▸ Task directions
Your response should be every line of the data, written out exactly.

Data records
--

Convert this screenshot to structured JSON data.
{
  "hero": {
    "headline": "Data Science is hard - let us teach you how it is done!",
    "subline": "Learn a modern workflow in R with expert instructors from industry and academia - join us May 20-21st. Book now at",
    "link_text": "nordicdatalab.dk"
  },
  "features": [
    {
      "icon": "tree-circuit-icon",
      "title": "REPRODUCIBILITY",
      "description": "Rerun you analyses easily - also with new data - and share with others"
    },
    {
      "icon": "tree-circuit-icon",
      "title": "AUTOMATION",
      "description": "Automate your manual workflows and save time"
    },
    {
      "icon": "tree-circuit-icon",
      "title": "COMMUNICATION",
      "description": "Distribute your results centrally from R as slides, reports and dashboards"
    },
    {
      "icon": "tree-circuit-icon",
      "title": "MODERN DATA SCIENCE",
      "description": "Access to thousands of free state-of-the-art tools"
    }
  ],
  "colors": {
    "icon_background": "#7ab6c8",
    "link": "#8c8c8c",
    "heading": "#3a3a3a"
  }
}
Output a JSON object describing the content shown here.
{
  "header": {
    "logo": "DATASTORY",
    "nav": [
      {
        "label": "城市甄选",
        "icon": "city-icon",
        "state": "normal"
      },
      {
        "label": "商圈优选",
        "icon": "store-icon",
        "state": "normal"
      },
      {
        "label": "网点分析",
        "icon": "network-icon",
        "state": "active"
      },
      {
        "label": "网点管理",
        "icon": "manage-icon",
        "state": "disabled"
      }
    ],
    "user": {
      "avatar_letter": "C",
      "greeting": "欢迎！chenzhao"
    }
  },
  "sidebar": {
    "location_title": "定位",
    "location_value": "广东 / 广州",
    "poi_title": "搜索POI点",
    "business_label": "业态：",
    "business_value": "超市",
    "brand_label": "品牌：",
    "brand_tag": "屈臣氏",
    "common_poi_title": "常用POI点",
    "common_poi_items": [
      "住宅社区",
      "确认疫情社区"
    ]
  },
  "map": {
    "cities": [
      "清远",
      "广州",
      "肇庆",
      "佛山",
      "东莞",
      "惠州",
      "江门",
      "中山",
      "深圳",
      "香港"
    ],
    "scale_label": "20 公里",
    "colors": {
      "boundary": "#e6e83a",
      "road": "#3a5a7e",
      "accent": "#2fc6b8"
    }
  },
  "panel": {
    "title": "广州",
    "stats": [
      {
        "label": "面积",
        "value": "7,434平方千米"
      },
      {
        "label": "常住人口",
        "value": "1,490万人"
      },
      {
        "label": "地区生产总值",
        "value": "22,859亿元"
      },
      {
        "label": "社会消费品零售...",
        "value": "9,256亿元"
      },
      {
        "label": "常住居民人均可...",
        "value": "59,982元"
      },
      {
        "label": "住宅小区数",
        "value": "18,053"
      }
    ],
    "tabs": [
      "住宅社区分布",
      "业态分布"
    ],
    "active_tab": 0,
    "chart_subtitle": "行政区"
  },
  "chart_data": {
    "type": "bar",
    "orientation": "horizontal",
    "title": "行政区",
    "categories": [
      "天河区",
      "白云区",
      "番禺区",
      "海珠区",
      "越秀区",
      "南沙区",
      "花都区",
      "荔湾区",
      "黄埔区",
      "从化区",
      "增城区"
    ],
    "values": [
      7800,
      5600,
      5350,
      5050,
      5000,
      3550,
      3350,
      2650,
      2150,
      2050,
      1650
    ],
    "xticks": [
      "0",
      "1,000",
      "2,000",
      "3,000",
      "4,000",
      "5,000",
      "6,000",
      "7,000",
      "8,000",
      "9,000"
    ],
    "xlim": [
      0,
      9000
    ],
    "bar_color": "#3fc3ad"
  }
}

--

▸ Output of the task
Convert this screenshot to structured JSON data.
{
  "hero": {
    "headline": "Data Science is hard - let us teach you how it is done!",
    "subline": "Learn a modern workflow in R with expert instructors from industry and academia - join us May 20-21st. Book now at",
    "link_text": "nordicdatalab.dk"
  },
  "features": [
    {
      "icon": "tree-circuit-icon",
      "title": "REPRODUCIBILITY",
      "description": "Rerun you analyses easily - also with new data - and share with others"
    },
    {
      "icon": "tree-circuit-icon",
      "title": "AUTOMATION",
      "description": "Automate your manual workflows and save time"
    },
    {
      "icon": "tree-circuit-icon",
      "title": "COMMUNICATION",
      "description": "Distribute your results centrally from R as slides, reports and dashboards"
    },
    {
      "icon": "tree-circuit-icon",
      "title": "MODERN DATA SCIENCE",
      "description": "Access to thousands of free state-of-the-art tools"
    }
  ],
  "colors": {
    "icon_background": "#7ab6c8",
    "link": "#8c8c8c",
    "heading": "#3a3a3a"
  }
}
Output a JSON object describing the content shown here.
{
  "header": {
    "logo": "DATASTORY",
    "nav": [
      {
        "label": "城市甄选",
        "icon": "city-icon",
        "state": "normal"
      },
      {
        "label": "商圈优选",
        "icon": "store-icon",
        "state": "normal"
      },
      {
        "label": "网点分析",
        "icon": "network-icon",
        "state": "active"
      },
      {
        "label": "网点管理",
        "icon": "manage-icon",
        "state": "disabled"
      }
    ],
    "user": {
      "avatar_letter": "C",
      "greeting": "欢迎！chenzhao"
    }
  },
  "sidebar": {
    "location_title": "定位",
    "location_value": "广东 / 广州",
    "poi_title": "搜索POI点",
    "business_label": "业态：",
    "business_value": "超市",
    "brand_label": "品牌：",
    "brand_tag": "屈臣氏",
    "common_poi_title": "常用POI点",
    "common_poi_items": [
      "住宅社区",
      "确认疫情社区"
    ]
  },
  "map": {
    "cities": [
      "清远",
      "广州",
      "肇庆",
      "佛山",
      "东莞",
      "惠州",
      "江门",
      "中山",
      "深圳",
      "香港"
    ],
    "scale_label": "20 公里",
    "colors": {
      "boundary": "#e6e83a",
      "road": "#3a5a7e",
      "accent": "#2fc6b8"
    }
  },
  "panel": {
    "title": "广州",
    "stats": [
      {
        "label": "面积",
        "value": "7,434平方千米"
      },
      {
        "label": "常住人口",
        "value": "1,490万人"
      },
      {
        "label": "地区生产总值",
        "value": "22,859亿元"
      },
      {
        "label": "社会消费品零售...",
        "value": "9,256亿元"
      },
      {
        "label": "常住居民人均可...",
        "value": "59,982元"
      },
      {
        "label": "住宅小区数",
        "value": "18,053"
      }
    ],
    "tabs": [
      "住宅社区分布",
      "业态分布"
    ],
    "active_tab": 0,
    "chart_subtitle": "行政区"
  },
  "chart_data": {
    "type": "bar",
    "orientation": "horizontal",
    "title": "行政区",
    "categories": [
      "天河区",
      "白云区",
      "番禺区",
      "海珠区",
      "越秀区",
      "南沙区",
      "花都区",
      "荔湾区",
      "黄埔区",
      "从化区",
      "增城区"
    ],
    "values": [
      7800,
      5600,
      5350,
      5050,
      5000,
      3550,
      3350,
      2650,
      2150,
      2050,
      1650
    ],
    "xticks": [
      "0",
      "1,000",
      "2,000",
      "3,000",
      "4,000",
      "5,000",
      "6,000",
      "7,000",
      "8,000",
      "9,000"
    ],
    "xlim": [
      0,
      9000
    ],
    "bar_color": "#3fc3ad"
  }
}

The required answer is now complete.